Dynamische Rasterkraftmikroskopie mit kleinen Amplituden an Luft und in Flüssigkeiten

Elisabeth Wutscher
In this thesis measurements in air and liquid with small amplitudes were done by dynamic scanning force microscopy. In the last years it was discovered, that the best resolution of surfaces can be achieved by using small oscillation amplitudes of the force sensors [2, 5]. T he most common force sensor are cantilevers with integrated tips made of silicon, which have a stiffness of around 40 N/m and a resonance frequency around 150 kHz. But for measurements in air and liquid it is quite hard to
more » ... is quite hard to image with small amplitudes due to the low sensor stiffness. This imaging mechanism can be simplified by using the qPlus sensor as a force sensor, which has a higher stiffness of around 4300 N/m and resonance frequencies of 50 kHz. Noise considerations show that the high stiffness and the low resonance frequency of the qPlus sensor are a disadvantage for the minimal detectable force gradient. This can be compensated by using qPlus sensors with high Q-values. The shown topography pictures have a high resolution which could only be achieved by using self broken diamond tips. These tips show, compared to metal tips, less wear and also reduce the acting capillary forces because of their hydrophobic nature. In air, high resolution pictures of epitaxial graphene are recorded by frequency modulation atomic force microscopy (FM-AFM). By implementing a new current-to-voltage converter the existing deflection noise density could be reduced by 60%. Thereby it was possible to resolve beside the known steps and ridges also a new structure on the surface. These wrinkles on the graphene surface have a distance of around 5,6 nm and were imaged in two directions with an angle of 60° in between, which leads to the assumption that the underlaying graphene lattice is a starting point for the wrinkles. The cause of the wrinkles could not be clarified yet. One possibility could be the implementation of oxygen atom into the graphene lattice.

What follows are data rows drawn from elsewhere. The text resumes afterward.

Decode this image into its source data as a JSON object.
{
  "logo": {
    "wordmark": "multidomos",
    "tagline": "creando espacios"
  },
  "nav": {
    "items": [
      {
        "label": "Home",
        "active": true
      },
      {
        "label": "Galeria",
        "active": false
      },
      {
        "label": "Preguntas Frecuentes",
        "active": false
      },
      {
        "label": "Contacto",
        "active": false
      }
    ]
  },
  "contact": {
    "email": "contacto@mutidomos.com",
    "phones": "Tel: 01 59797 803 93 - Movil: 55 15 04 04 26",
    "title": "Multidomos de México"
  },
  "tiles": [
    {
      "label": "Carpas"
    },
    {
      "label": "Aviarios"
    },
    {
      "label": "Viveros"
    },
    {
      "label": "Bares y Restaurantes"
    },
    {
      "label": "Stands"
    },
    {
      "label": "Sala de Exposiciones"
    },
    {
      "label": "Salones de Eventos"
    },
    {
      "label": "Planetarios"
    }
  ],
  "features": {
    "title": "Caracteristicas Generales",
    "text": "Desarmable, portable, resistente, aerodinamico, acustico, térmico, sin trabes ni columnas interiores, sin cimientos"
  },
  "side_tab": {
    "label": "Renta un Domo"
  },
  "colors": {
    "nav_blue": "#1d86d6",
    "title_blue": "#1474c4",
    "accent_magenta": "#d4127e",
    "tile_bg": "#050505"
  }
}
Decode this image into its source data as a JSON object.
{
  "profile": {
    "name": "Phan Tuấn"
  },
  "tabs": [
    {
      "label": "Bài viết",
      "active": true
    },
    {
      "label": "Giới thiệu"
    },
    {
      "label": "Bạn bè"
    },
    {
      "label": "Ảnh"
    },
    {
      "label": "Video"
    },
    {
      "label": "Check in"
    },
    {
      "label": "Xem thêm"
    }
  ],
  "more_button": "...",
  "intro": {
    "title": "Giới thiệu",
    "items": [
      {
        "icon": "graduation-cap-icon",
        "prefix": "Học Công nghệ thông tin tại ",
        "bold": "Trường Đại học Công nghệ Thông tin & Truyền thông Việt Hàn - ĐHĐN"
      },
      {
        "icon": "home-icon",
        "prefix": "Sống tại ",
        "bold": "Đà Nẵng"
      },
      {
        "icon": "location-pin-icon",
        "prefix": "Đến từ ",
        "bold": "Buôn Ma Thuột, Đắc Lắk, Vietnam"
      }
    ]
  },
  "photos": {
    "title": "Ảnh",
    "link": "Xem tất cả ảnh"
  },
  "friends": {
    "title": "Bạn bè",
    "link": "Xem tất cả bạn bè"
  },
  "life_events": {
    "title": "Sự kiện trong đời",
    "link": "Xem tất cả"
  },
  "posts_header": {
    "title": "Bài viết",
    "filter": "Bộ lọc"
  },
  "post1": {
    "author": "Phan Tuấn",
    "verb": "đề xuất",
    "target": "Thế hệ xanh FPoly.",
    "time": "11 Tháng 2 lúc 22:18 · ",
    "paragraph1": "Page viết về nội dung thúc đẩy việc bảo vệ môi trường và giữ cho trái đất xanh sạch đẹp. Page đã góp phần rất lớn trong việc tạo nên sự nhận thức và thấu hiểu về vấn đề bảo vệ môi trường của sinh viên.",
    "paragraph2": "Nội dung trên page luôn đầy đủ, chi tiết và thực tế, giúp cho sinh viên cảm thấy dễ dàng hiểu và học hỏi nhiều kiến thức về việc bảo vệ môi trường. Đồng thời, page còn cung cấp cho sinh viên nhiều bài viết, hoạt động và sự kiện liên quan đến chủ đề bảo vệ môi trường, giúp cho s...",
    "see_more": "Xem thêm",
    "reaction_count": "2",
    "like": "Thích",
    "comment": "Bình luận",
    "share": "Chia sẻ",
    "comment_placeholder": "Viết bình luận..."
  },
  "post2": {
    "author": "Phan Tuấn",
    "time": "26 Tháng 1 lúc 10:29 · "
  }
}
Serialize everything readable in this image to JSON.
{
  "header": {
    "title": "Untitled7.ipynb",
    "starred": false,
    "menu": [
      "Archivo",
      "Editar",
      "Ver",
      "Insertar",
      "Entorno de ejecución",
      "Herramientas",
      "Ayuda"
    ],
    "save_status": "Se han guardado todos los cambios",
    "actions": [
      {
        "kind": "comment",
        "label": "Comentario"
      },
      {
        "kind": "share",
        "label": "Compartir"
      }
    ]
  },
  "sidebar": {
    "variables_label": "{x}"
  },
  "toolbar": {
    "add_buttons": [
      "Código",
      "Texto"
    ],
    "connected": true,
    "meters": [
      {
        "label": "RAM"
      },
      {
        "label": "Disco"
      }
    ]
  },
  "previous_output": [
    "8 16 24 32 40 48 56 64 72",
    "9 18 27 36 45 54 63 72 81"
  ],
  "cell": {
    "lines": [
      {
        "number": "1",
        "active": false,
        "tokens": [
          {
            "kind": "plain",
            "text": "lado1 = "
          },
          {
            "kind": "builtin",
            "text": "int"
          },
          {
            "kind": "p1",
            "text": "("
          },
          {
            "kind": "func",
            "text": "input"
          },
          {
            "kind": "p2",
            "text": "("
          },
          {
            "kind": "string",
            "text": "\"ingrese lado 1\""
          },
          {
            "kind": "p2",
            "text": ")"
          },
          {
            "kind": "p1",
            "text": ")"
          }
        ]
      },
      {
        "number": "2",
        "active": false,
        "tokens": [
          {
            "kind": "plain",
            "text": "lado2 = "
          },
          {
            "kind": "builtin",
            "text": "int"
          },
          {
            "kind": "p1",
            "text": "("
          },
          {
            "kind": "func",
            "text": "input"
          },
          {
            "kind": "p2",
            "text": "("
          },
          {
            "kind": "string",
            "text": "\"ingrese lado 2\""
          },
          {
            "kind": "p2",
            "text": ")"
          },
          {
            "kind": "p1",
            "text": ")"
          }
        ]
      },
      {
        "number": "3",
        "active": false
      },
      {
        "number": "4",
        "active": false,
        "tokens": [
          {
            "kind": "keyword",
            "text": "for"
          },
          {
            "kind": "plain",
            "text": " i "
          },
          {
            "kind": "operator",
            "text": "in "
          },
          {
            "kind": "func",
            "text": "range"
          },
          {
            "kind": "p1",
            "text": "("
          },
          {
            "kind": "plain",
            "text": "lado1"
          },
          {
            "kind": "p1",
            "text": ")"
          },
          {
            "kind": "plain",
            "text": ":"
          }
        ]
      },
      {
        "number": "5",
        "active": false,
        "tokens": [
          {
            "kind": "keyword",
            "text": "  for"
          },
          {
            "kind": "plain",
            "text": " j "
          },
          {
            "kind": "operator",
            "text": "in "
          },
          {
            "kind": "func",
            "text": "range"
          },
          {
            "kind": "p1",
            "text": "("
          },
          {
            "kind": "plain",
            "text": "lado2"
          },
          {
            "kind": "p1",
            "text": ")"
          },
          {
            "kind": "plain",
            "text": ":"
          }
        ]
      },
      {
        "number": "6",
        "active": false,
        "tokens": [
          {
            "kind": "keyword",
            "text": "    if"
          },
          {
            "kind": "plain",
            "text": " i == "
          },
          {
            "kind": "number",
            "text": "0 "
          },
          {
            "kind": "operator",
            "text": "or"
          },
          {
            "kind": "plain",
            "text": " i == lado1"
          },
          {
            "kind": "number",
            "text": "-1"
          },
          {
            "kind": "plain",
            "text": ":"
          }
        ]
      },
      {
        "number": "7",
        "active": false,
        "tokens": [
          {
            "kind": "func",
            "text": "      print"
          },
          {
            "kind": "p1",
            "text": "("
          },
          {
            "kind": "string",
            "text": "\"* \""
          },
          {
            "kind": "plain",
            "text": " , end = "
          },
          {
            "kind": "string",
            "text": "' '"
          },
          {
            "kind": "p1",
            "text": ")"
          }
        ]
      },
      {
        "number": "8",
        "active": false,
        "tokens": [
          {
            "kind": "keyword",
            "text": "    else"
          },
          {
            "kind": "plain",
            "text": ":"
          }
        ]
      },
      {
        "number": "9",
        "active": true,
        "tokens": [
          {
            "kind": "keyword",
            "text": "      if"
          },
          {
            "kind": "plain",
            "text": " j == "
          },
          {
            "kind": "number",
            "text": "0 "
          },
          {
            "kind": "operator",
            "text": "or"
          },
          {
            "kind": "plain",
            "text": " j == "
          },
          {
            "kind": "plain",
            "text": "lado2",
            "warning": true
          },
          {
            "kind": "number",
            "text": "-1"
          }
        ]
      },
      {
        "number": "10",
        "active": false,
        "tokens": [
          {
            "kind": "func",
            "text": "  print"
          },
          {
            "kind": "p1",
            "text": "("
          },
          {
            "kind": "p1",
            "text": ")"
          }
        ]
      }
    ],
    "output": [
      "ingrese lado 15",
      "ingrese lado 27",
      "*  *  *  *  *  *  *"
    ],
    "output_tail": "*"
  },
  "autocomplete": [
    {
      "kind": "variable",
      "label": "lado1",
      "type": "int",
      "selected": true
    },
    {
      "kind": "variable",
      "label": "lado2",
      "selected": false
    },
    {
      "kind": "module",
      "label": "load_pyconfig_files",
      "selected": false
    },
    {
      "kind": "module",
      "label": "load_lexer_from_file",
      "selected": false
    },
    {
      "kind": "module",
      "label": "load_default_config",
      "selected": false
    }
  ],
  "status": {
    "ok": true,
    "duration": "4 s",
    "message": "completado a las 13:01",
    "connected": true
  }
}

With the qPlus Sensor on calcite in polyethylenglycol it was possible to resolve atomic steps. Additionally [...]
doi:10.5283/epub.25132 fatcat:z7pc25ihfrdobbfi7kheyigfg4